§ Stored data entries
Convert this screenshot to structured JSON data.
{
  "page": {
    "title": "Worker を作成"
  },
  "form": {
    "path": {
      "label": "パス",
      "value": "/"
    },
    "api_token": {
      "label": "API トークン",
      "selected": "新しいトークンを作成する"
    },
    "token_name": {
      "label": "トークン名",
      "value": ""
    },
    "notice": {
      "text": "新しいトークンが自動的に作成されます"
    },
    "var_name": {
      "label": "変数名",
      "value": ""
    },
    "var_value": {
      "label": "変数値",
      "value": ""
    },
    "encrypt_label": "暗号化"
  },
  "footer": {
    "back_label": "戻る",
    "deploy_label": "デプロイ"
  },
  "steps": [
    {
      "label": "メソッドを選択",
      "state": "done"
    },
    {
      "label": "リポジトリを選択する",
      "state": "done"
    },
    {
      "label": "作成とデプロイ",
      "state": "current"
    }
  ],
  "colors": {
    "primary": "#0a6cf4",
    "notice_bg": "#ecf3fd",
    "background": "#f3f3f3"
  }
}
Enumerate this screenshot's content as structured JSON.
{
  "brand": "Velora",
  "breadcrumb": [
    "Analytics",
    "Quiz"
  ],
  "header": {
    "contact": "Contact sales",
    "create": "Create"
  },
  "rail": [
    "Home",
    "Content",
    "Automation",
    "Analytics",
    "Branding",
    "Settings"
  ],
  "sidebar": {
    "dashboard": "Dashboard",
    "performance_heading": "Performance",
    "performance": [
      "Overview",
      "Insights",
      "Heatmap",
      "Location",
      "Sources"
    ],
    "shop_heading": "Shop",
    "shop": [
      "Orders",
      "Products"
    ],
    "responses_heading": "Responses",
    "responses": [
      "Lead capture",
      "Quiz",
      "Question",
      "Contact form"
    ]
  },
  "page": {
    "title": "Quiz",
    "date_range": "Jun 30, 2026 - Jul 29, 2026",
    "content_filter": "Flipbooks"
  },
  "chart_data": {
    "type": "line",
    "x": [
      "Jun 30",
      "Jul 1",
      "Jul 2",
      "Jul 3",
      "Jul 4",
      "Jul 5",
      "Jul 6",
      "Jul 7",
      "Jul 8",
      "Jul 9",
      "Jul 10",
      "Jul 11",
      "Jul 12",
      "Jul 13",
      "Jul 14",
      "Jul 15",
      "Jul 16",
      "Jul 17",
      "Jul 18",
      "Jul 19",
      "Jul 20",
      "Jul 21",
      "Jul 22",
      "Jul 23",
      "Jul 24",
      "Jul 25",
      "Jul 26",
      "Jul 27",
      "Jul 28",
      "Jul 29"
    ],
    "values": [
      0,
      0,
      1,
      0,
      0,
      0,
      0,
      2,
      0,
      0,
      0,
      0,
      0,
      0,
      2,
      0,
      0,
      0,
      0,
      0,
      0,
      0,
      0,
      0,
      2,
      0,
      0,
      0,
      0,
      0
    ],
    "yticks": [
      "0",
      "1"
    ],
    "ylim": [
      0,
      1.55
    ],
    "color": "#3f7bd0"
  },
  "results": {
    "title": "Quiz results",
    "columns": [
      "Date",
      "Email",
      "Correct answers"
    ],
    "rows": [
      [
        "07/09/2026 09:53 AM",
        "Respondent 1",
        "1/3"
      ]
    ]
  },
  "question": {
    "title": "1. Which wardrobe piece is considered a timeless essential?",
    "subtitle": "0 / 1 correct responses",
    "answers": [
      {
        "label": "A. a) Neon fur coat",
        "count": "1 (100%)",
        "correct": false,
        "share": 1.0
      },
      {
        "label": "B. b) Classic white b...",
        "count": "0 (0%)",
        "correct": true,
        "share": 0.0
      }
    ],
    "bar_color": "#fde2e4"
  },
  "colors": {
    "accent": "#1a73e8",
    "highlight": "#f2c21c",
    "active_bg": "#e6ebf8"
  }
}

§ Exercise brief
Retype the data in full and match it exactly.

§ Exercise solution
Convert this screenshot to structured JSON data.
{
  "page": {
    "title": "Worker を作成"
  },
  "form": {
    "path": {
      "label": "パス",
      "value": "/"
    },
    "api_token": {
      "label": "API トークン",
      "selected": "新しいトークンを作成する"
    },
    "token_name": {
      "label": "トークン名",
      "value": ""
    },
    "notice": {
      "text": "新しいトークンが自動的に作成されます"
    },
    "var_name": {
      "label": "変数名",
      "value": ""
    },
    "var_value": {
      "label": "変数値",
      "value": ""
    },
    "encrypt_label": "暗号化"
  },
  "footer": {
    "back_label": "戻る",
    "deploy_label": "デプロイ"
  },
  "steps": [
    {
      "label": "メソッドを選択",
      "state": "done"
    },
    {
      "label": "リポジトリを選択する",
      "state": "done"
    },
    {
      "label": "作成とデプロイ",
      "state": "current"
    }
  ],
  "colors": {
    "primary": "#0a6cf4",
    "notice_bg": "#ecf3fd",
    "background": "#f3f3f3"
  }
}
Enumerate this screenshot's content as structured JSON.
{
  "brand": "Velora",
  "breadcrumb": [
    "Analytics",
    "Quiz"
  ],
  "header": {
    "contact": "Contact sales",
    "create": "Create"
  },
  "rail": [
    "Home",
    "Content",
    "Automation",
    "Analytics",
    "Branding",
    "Settings"
  ],
  "sidebar": {
    "dashboard": "Dashboard",
    "performance_heading": "Performance",
    "performance": [
      "Overview",
      "Insights",
      "Heatmap",
      "Location",
      "Sources"
    ],
    "shop_heading": "Shop",
    "shop": [
      "Orders",
      "Products"
    ],
    "responses_heading": "Responses",
    "responses": [
      "Lead capture",
      "Quiz",
      "Question",
      "Contact form"
    ]
  },
  "page": {
    "title": "Quiz",
    "date_range": "Jun 30, 2026 - Jul 29, 2026",
    "content_filter": "Flipbooks"
  },
  "chart_data": {
    "type": "line",
    "x": [
      "Jun 30",
      "Jul 1",
      "Jul 2",
      "Jul 3",
      "Jul 4",
      "Jul 5",
      "Jul 6",
      "Jul 7",
      "Jul 8",
      "Jul 9",
      "Jul 10",
      "Jul 11",
      "Jul 12",
      "Jul 13",
      "Jul 14",
      "Jul 15",
      "Jul 16",
      "Jul 17",
      "Jul 18",
      "Jul 19",
      "Jul 20",
      "Jul 21",
      "Jul 22",
      "Jul 23",
      "Jul 24",
      "Jul 25",
      "Jul 26",
      "Jul 27",
      "Jul 28",
      "Jul 29"
    ],
    "values": [
      0,
      0,
      1,
      0,
      0,
      0,
      0,
      2,
      0,
      0,
      0,
      0,
      0,
      0,
      2,
      0,
      0,
      0,
      0,
      0,
      0,
      0,
      0,
      0,
      2,
      0,
      0,
      0,
      0,
      0
    ],
    "yticks": [
      "0",
      "1"
    ],
    "ylim": [
      0,
      1.55
    ],
    "color": "#3f7bd0"
  },
  "results": {
    "title": "Quiz results",
    "columns": [
      "Date",
      "Email",
      "Correct answers"
    ],
    "rows": [
      [
        "07/09/2026 09:53 AM",
        "Respondent 1",
        "1/3"
      ]
    ]
  },
  "question": {
    "title": "1. Which wardrobe piece is considered a timeless essential?",
    "subtitle": "0 / 1 correct responses",
    "answers": [
      {
        "label": "A. a) Neon fur coat",
        "count": "1 (100%)",
        "correct": false,
        "share": 1.0
      },
      {
        "label": "B. b) Classic white b...",
        "count": "0 (0%)",
        "correct": true,
        "share": 0.0
      }
    ],
    "bar_color": "#fde2e4"
  },
  "colors": {
    "accent": "#1a73e8",
    "highlight": "#f2c21c",
    "active_bg": "#e6ebf8"
  }
}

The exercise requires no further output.